Why New Yorkers, Mostly People Who Are Staying at Home, Still Getting Infected By Coronavirus?

  • Data From 100 New York Hospitals Has Revealed That 66 Percent of Newly Hospitalized COVID-19 Patients Were People Who Had Been Staying Home

  • Why 'Stay At Home' Is Not Effective Enough To Contain the Virus?

  • Is There Anything Else Which People Should Follow During Lockdown?

In a recent press conference, the New York Governor Andrew Cuomo stated that around 66 percent of the newly hospitalized Coronavirus patients in the state were people who had been staying home during the shutdown.

On May 6, he stated that "this is a surprise: Overwhelmingly, the people were at home. We thought maybe they were taking public transportation, and we've taken special precautions on public transportation, but actually no, because these people were literally at home."

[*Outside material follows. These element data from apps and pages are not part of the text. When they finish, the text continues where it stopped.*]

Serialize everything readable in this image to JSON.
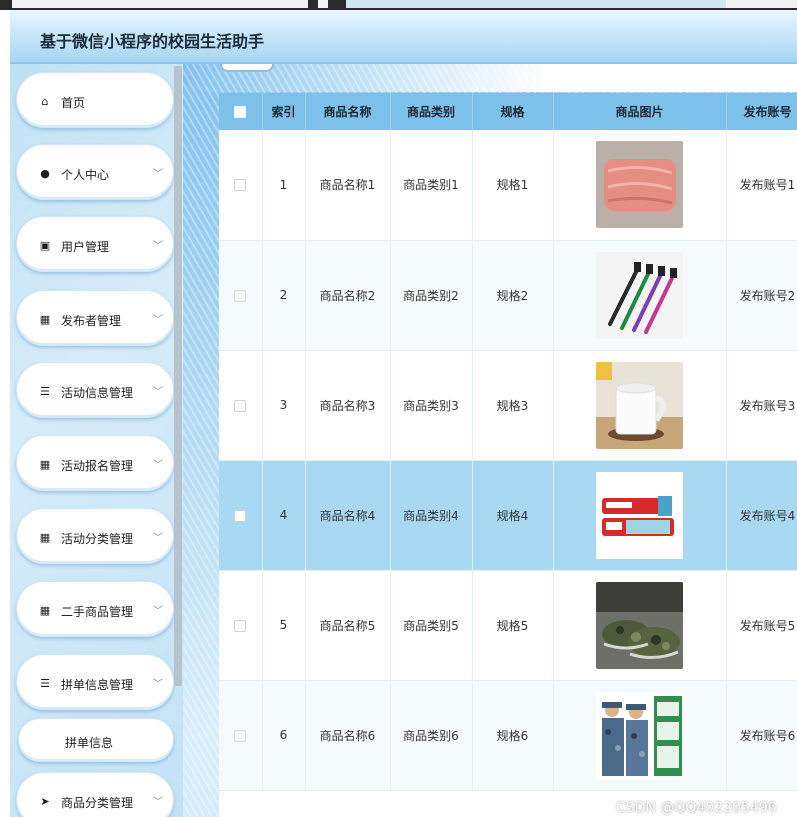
{
  "header": {
    "title": "基于微信小程序的校园生活助手"
  },
  "sidebar": {
    "items": [
      {
        "label": "首页",
        "icon": "home-icon",
        "glyph": "⌂",
        "expandable": false
      },
      {
        "label": "个人中心",
        "icon": "user-icon",
        "glyph": "●",
        "expandable": true
      },
      {
        "label": "用户管理",
        "icon": "clipboard-icon",
        "glyph": "▣",
        "expandable": true
      },
      {
        "label": "发布者管理",
        "icon": "grid-icon",
        "glyph": "▦",
        "expandable": true
      },
      {
        "label": "活动信息管理",
        "icon": "list-icon",
        "glyph": "☰",
        "expandable": true
      },
      {
        "label": "活动报名管理",
        "icon": "grid-icon",
        "glyph": "▦",
        "expandable": true
      },
      {
        "label": "活动分类管理",
        "icon": "grid-icon",
        "glyph": "▦",
        "expandable": true
      },
      {
        "label": "二手商品管理",
        "icon": "grid-icon",
        "glyph": "▦",
        "expandable": true
      },
      {
        "label": "拼单信息管理",
        "icon": "list-icon",
        "glyph": "☰",
        "expandable": true
      },
      {
        "label": "拼单信息",
        "icon": "",
        "glyph": "",
        "expandable": false,
        "submenu": true
      },
      {
        "label": "商品分类管理",
        "icon": "send-icon",
        "glyph": "➤",
        "expandable": true
      }
    ],
    "chevron": "﹀"
  },
  "table": {
    "columns": [
      "索引",
      "商品名称",
      "商品类别",
      "规格",
      "商品图片",
      "发布账号"
    ],
    "rows": [
      {
        "index": "1",
        "name": "商品名称1",
        "category": "商品类别1",
        "spec": "规格1",
        "image": "blanket-image",
        "account": "发布账号1"
      },
      {
        "index": "2",
        "name": "商品名称2",
        "category": "商品类别2",
        "spec": "规格2",
        "image": "toothbrush-image",
        "account": "发布账号2"
      },
      {
        "index": "3",
        "name": "商品名称3",
        "category": "商品类别3",
        "spec": "规格3",
        "image": "mug-image",
        "account": "发布账号3"
      },
      {
        "index": "4",
        "name": "商品名称4",
        "category": "商品类别4",
        "spec": "规格4",
        "image": "toothpaste-image",
        "account": "发布账号4"
      },
      {
        "index": "5",
        "name": "商品名称5",
        "category": "商品类别5",
        "spec": "规格5",
        "image": "camo-shoes-image",
        "account": "发布账号5"
      },
      {
        "index": "6",
        "name": "商品名称6",
        "category": "商品类别6",
        "spec": "规格6",
        "image": "camo-uniform-image",
        "account": "发布账号6"
      }
    ],
    "highlighted_row": "4"
  },
  "watermark": "CSDN @QQ402205496",
  "colors": {
    "header_bg": "#c9e7f9",
    "table_header": "#7ec1e8",
    "row_highlight": "#a9d8f2",
    "sidebar_bg": "#c2e2f6"
  }
}
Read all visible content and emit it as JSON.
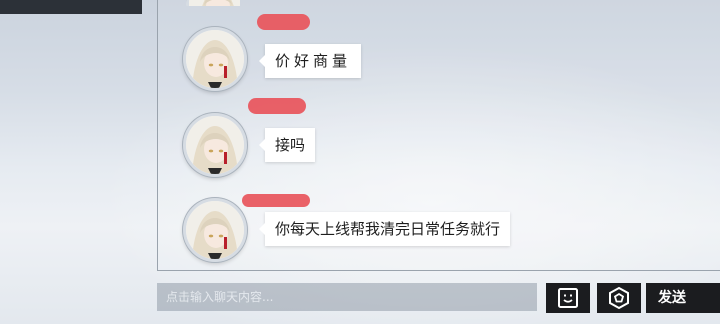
{
  "chat": {
    "messages": [
      {
        "sender_name_visible": false,
        "text": "价好商量"
      },
      {
        "sender_name_visible": false,
        "text": "接吗"
      },
      {
        "sender_name_visible": false,
        "text": "你每天上线帮我清完日常任务就行"
      }
    ],
    "sender_name_color": "#e8555c"
  },
  "composer": {
    "placeholder": "点击输入聊天内容...",
    "emoji_icon": "emoji-face-icon",
    "extra_icon": "hexagon-target-icon",
    "send_label": "发送"
  },
  "colors": {
    "button_bg": "#1b1c1f",
    "bubble_bg": "#ffffff",
    "panel_border": "#9aa3ad"
  }
}
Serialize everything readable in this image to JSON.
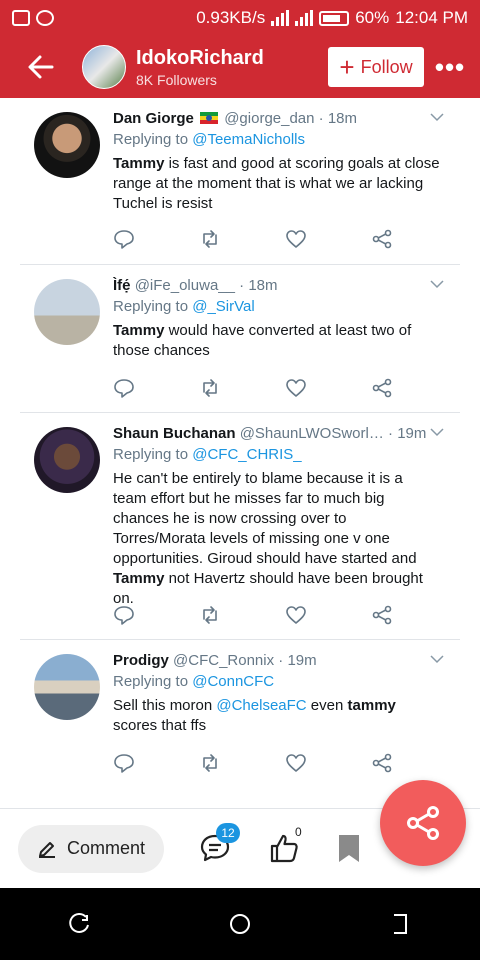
{
  "status_bar": {
    "speed": "0.93KB/s",
    "battery": "60%",
    "time": "12:04 PM"
  },
  "header": {
    "name": "IdokoRichard",
    "followers": "8K Followers",
    "follow_label": "Follow",
    "more_label": "•••"
  },
  "tweets": [
    {
      "author": "Dan Giorge",
      "handle": "@giorge_dan",
      "time": "· 18m",
      "replying_prefix": "Replying to",
      "replying_to": "@TeemaNicholls",
      "text_bold": "Tammy",
      "text_rest": " is fast and good at scoring goals at close range at the moment that is what we ar lacking Tuchel is resist"
    },
    {
      "author": "Ìfẹ́",
      "handle": "@iFe_oluwa__",
      "time": "· 18m",
      "replying_prefix": "Replying to",
      "replying_to": "@_SirVal",
      "text_bold": "Tammy",
      "text_rest": " would have converted at least two of those chances"
    },
    {
      "author": "Shaun Buchanan",
      "handle": "@ShaunLWOSworl…",
      "time": "· 19m",
      "replying_prefix": "Replying to",
      "replying_to": "@CFC_CHRIS_",
      "text_pre": "He can't be entirely to blame because it is a team effort but he misses far to much big chances he is now crossing over to Torres/Morata levels of missing one v one opportunities. Giroud should have started and ",
      "text_bold": "Tammy",
      "text_rest": " not Havertz should have been brought on."
    },
    {
      "author": "Prodigy",
      "handle": "@CFC_Ronnix",
      "time": "· 19m",
      "replying_prefix": "Replying to",
      "replying_to": "@ConnCFC",
      "text_pre": "Sell this moron ",
      "text_link": "@ChelseaFC",
      "text_mid": " even ",
      "text_bold": "tammy",
      "text_rest": " scores that ffs"
    }
  ],
  "bottom_bar": {
    "comment_label": "Comment",
    "comment_count": "12",
    "like_count": "0"
  },
  "colors": {
    "brand": "#cf2a33",
    "link": "#1b95e0",
    "fab": "#f25c5c"
  }
}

In addition, Cuomo also said that this data came from a survey of over 100 New York-based hospitals and about 1,300 new patients. Even in India which has surpassed China in terms of COVID-19 infection cases, the numbers are increasing despite the fact that the whole country is under lockdown since March 24.

Now the question is how the people are getting infected by the virus even though they are staying at home? In this case, some experts have revealed that there are some measures which people should follow while staying at home during the Coronavirus pandemic.

The Former FDA Associate Commissioner, Peter Pitts who is also the President and co-Founder of Center for Medicine in the Public Interest, an independent body for the study of health matters, told IBTimes SG:

Homes are not hermetically sealed. The people that Governor Cuomo refers to do not represent the general public These are people in higher risk categories — the elderly and people with serious underlying health conditions. Perspective is crucial. That fact that people in self-quarantine still get infected by COVID-19 is interesting, but not surprising or particularly relevant. It is a highly contagious virus. That's why its a pandemic.

The more important statistic is that a growing percentage of people hospitalized with serious manifestations of this novel coronavirus are surviving. As we reopen our economy it's crucial that we remember that 85 percent of everyone who gets infected will successfully battle the virus at home with bed rest, plenty of liquids and a healthy dose of tender loving care. If we can, simultaneously, provide the care that ensures the successful resolution of those at highest risk, we're well on our way to victory.

The use of mask

Andrew Cuomo
Andrew Cuomo Wikimedia Commons

Earlier, the Centers for Disease Control and Prevention (CDC) had suggested people should wear masks or cloth face coverings outside of their residence to contain the spread of COVID-19. Stephen Morse, professor of epidemiology at the Mailman School of Public Health at Columbia University told CNBC Make It, "people have to be very careful about how they put them [Masks] on and how they take some off." It is suggested that before using a mask people should wash both the hands and repeat the same while removing it.

The mask should cover the nose and mouth completely. Experts advised that the wire goes over the nose piece, has to mold to the nose and the mask should be tucked under the chin. "If [masks] become contaminated and you touch them — even if your hands are clean — when you then touch your face afterward you can infect yourself," said Morse.

Keep a safe distance

New York Coronavirus
Around 66 percent of the newly hospitalized Coronavirus patients in New York were people who had been staying home Pixabay

Keeping a six feet distance when out in public is necessary to prevent respiratory droplets from reaching you if someone sneezes or coughs, said Morse. He also said, "There's a limit to how far you can, especially in New York City, keep apart," but people can avoid looking at others face-to-face when out in crowded and can walk side-by-side with others, rather than being directly behind someone.

While getting inside an elevator, it is advisable to have a minimum number of people and even if someone is alone inside the elevator, they should wear a mask. Elevator's buttons can be pressed by using a key or other objects, but still, after getting inside the house people should wash the hands.

Precautions while running essential errands or frequentng businesses

Coronavirus safety measures
People are advised to wash hands quite often Pixabay

As the U.S. started reopening its economy, people should be extra careful if they are running essential errands or frequenting businesses. As per the CDC, people can take fewer trips to the stores to reduce the amount of exposure they have to others. They can order the food as well as medication for delivery if possible.

CDC also advised people to make sure that they are staying at least six feet from others and their face is covered. After the completion of the shopping, people should always use hand sanitizer and wash both hands with soap and water when they reach home.

Tacking care of groceries and other items from outside

Since novel Coronavirus can survive on surfaces for hours to days, after getting any package or grocery items people should leave them outside the door before taking it inside using clean hands. As per Morse, people can also wipe the items with a disinfectant and put them on a surface that can be cleaned easily afterwards.

This article was first published on May 16, 2020
Related topics : Coronavirus